The method and findings of my doctoral research center teacher voice practically and politically and position education research as an act of listening. Such a stance is always needed. But in these days, right now—the days of a pandemic and the days of social movement against the killing of Black people by police; the days of illness, death, and unemployment and the days of reckoning (hopefully) with our nation’s racist past and present; the days of ever-increasing defunding of education and the days of steadfast activism and increasing political participation—it is vital to listen to what teachers are saying. It is vital to understand what and how teachers are learning.

While educators speak of children’s “lost learning” during the days that schools were closed and elaborate on the best ways to measure this loss, we should make time to listen to teachers talk, at length, about every child in their class, so that we can have a more accurate picture of each child’s progress, development, and yes, loss—not only academic but also the social, emotional, and embodied traumas of our times. While policymakers and union leaders debate what systems of student standardized testing and teacher evaluation are appropriate going forward, we should make time to listen to teachers talk, at length, about the myriad ways they learned to engage with children in the literacies and numeracies relevant and responsive to their realities. While central office administrators discuss new technology platforms and scheduling scenarios for hybrid remote/face-to-face instructional models, we should listen to teachers talk, at length, about what supported their spirits and strength while teaching remotely, how they collaborated and coordinated their efforts, and how they want to shape teaching and learning in this new world.

If our definition of learning remains grounded in the teacher-learner-content core, we must center the voices of the people at that core. We must learn from teachers by listening to them.

About the Author: Irene A. Liefshitz (https://orcid.org/0000-0003-1877-3338) was a teacher, assistant principal, and instructional coach in the Bronx and Washington Heights, New York City, before earning her doctorate at the Harvard Graduate School of Education where she now teaches qualitative research methods courses on portraiture and case study research. She continues working with teachers and administrators in New York City while pursuing her research interests on teachers and teaching, teacher learning, and stories and metaphors about teaching.
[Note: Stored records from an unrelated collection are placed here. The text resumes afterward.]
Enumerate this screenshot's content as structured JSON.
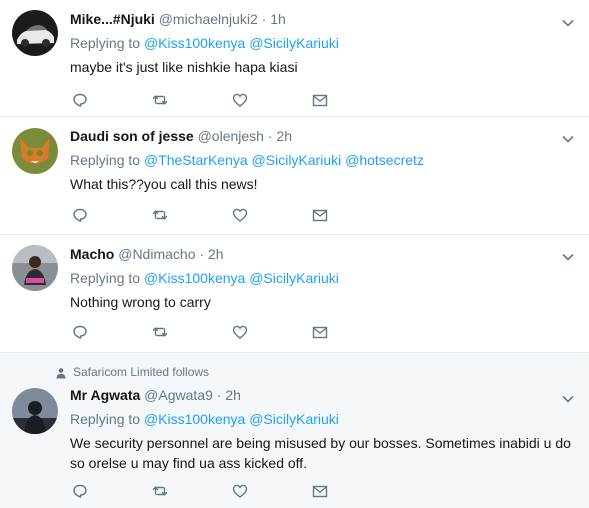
{
  "tweets": [
    {
      "name": "Mike...#Njuki",
      "handle": "@michaelnjuki2",
      "separator": "·",
      "time": "1h",
      "replying_prefix": "Replying to",
      "mentions": [
        "@Kiss100kenya",
        "@SicilyKariuki"
      ],
      "text": "maybe it's just like nishkie hapa kiasi",
      "avatar_icon": "car-avatar"
    },
    {
      "name": "Daudi son of jesse",
      "handle": "@olenjesh",
      "separator": "·",
      "time": "2h",
      "replying_prefix": "Replying to",
      "mentions": [
        "@TheStarKenya",
        "@SicilyKariuki",
        "@hotsecretz"
      ],
      "text": "What this??you call this news!",
      "avatar_icon": "fox-avatar"
    },
    {
      "name": "Macho",
      "handle": "@Ndimacho",
      "separator": "·",
      "time": "2h",
      "replying_prefix": "Replying to",
      "mentions": [
        "@Kiss100kenya",
        "@SicilyKariuki"
      ],
      "text": "Nothing wrong to carry",
      "avatar_icon": "person-avatar"
    },
    {
      "context": "Safaricom Limited follows",
      "name": "Mr Agwata",
      "handle": "@Agwata9",
      "separator": "·",
      "time": "2h",
      "replying_prefix": "Replying to",
      "mentions": [
        "@Kiss100kenya",
        "@SicilyKariuki"
      ],
      "text_lines": [
        "We security personnel are being misused by our bosses. Sometimes inabidi u do",
        "so orelse u may find ua ass kicked off."
      ],
      "avatar_icon": "silhouette-avatar"
    }
  ],
  "icons": {
    "reply": "reply-icon",
    "retweet": "retweet-icon",
    "like": "heart-icon",
    "dm": "envelope-icon",
    "more": "chevron-down-icon",
    "follows": "person-icon"
  },
  "colors": {
    "mention": "#1da1f2",
    "secondary_text": "#657786",
    "icon": "#657786",
    "divider": "#e6ecf0",
    "highlight_bg": "#f5f8fa"
  }
}
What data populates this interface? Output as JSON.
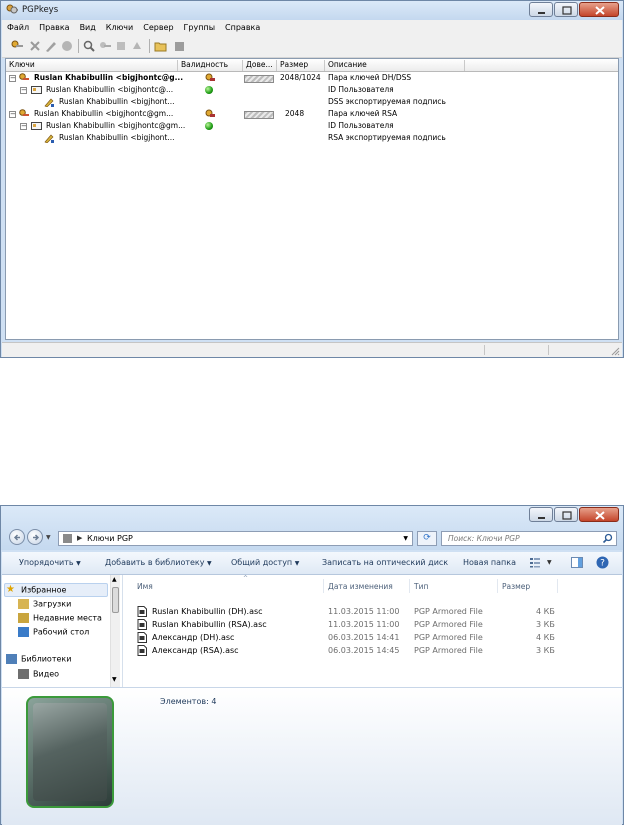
{
  "pgp": {
    "title": "PGPkeys",
    "menu": [
      "Файл",
      "Правка",
      "Вид",
      "Ключи",
      "Сервер",
      "Группы",
      "Справка"
    ],
    "columns": [
      "Ключи",
      "Валидность",
      "Дове...",
      "Размер",
      "Описание"
    ],
    "rows": [
      {
        "name": "Ruslan Khabibullin <bigjhontc@g...",
        "size": "2048/1024",
        "desc": "Пара ключей DH/DSS"
      },
      {
        "name": "Ruslan Khabibullin <bigjhontc@...",
        "size": "",
        "desc": "ID Пользователя"
      },
      {
        "name": "Ruslan Khabibullin <bigjhont...",
        "size": "",
        "desc": "DSS экспортируемая подпись"
      },
      {
        "name": "Ruslan Khabibullin <bigjhontc@gm...",
        "size": "2048",
        "desc": "Пара ключей RSA"
      },
      {
        "name": "Ruslan Khabibullin <bigjhontc@gm...",
        "size": "",
        "desc": "ID Пользователя"
      },
      {
        "name": "Ruslan Khabibullin <bigjhont...",
        "size": "",
        "desc": "RSA экспортируемая подпись"
      }
    ]
  },
  "explorer": {
    "path": "Ключи PGP",
    "search_placeholder": "Поиск: Ключи PGP",
    "commands": {
      "organize": "Упорядочить",
      "add_library": "Добавить в библиотеку",
      "share": "Общий доступ",
      "burn": "Записать на оптический диск",
      "new_folder": "Новая папка"
    },
    "nav": {
      "favorites": "Избранное",
      "downloads": "Загрузки",
      "recent": "Недавние места",
      "desktop": "Рабочий стол",
      "libraries": "Библиотеки",
      "video": "Видео"
    },
    "columns": {
      "name": "Имя",
      "date": "Дата изменения",
      "type": "Тип",
      "size": "Размер"
    },
    "files": [
      {
        "name": "Ruslan Khabibullin (DH).asc",
        "date": "11.03.2015 11:00",
        "type": "PGP Armored File",
        "size": "4 КБ"
      },
      {
        "name": "Ruslan Khabibullin (RSA).asc",
        "date": "11.03.2015 11:00",
        "type": "PGP Armored File",
        "size": "3 КБ"
      },
      {
        "name": "Александр (DH).asc",
        "date": "06.03.2015 14:41",
        "type": "PGP Armored File",
        "size": "4 КБ"
      },
      {
        "name": "Александр (RSA).asc",
        "date": "06.03.2015 14:45",
        "type": "PGP Armored File",
        "size": "3 КБ"
      }
    ],
    "details": "Элементов: 4"
  }
}
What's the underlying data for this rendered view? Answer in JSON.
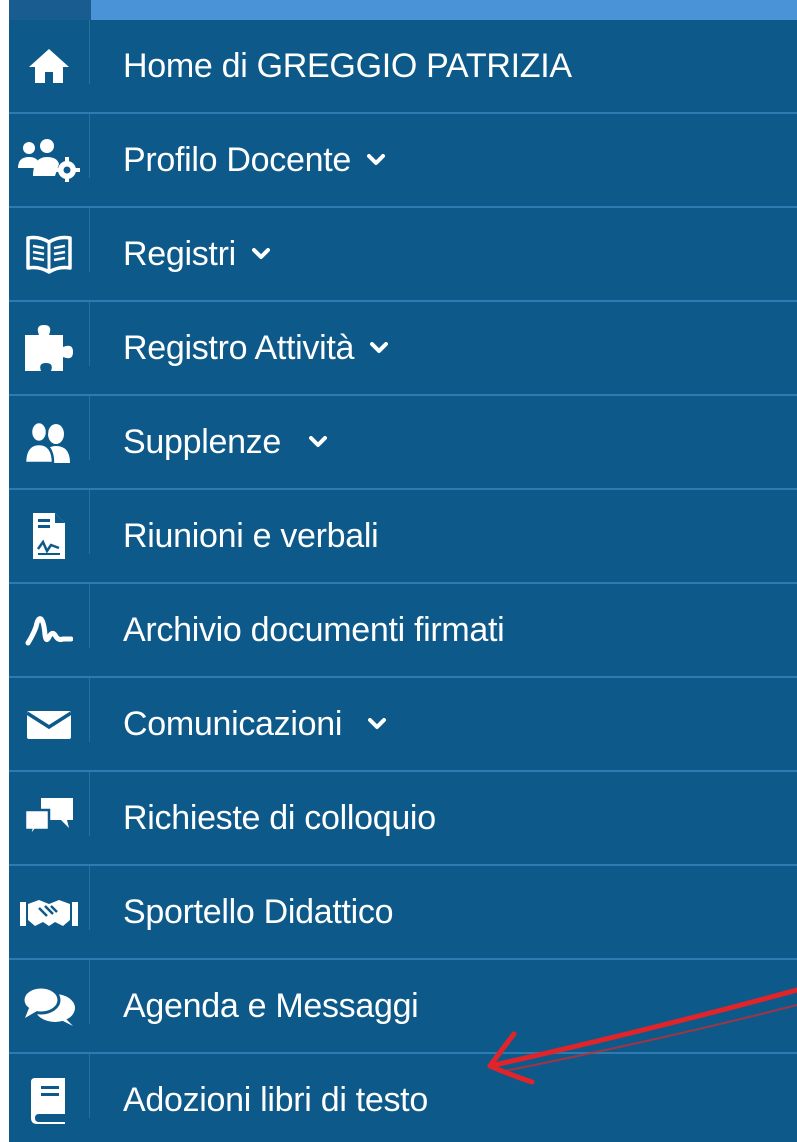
{
  "menu": {
    "items": [
      {
        "label": "Home di GREGGIO PATRIZIA",
        "icon": "home-icon",
        "has_dropdown": false
      },
      {
        "label": "Profilo Docente",
        "icon": "users-gear-icon",
        "has_dropdown": true
      },
      {
        "label": "Registri",
        "icon": "open-book-icon",
        "has_dropdown": true
      },
      {
        "label": "Registro Attività",
        "icon": "puzzle-icon",
        "has_dropdown": true
      },
      {
        "label": "Supplenze",
        "icon": "user-group-icon",
        "has_dropdown": true
      },
      {
        "label": "Riunioni e verbali",
        "icon": "document-signature-icon",
        "has_dropdown": false
      },
      {
        "label": "Archivio documenti firmati",
        "icon": "signature-icon",
        "has_dropdown": false
      },
      {
        "label": "Comunicazioni",
        "icon": "envelope-icon",
        "has_dropdown": true
      },
      {
        "label": "Richieste di colloquio",
        "icon": "chat-bubbles-icon",
        "has_dropdown": false
      },
      {
        "label": "Sportello Didattico",
        "icon": "handshake-icon",
        "has_dropdown": false
      },
      {
        "label": "Agenda e Messaggi",
        "icon": "comments-icon",
        "has_dropdown": false
      },
      {
        "label": "Adozioni libri di testo",
        "icon": "book-icon",
        "has_dropdown": false
      }
    ]
  },
  "colors": {
    "sidebar_bg": "#0d5a8a",
    "topbar_accent": "#4a93d6",
    "divider": "#2d7bb0",
    "text": "#ffffff",
    "annotation_arrow": "#e0242a"
  }
}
Irene A. Liefshitz is the author of “The Learning of Teaching” in the Fall 2020 issue of Harvard Educational Review.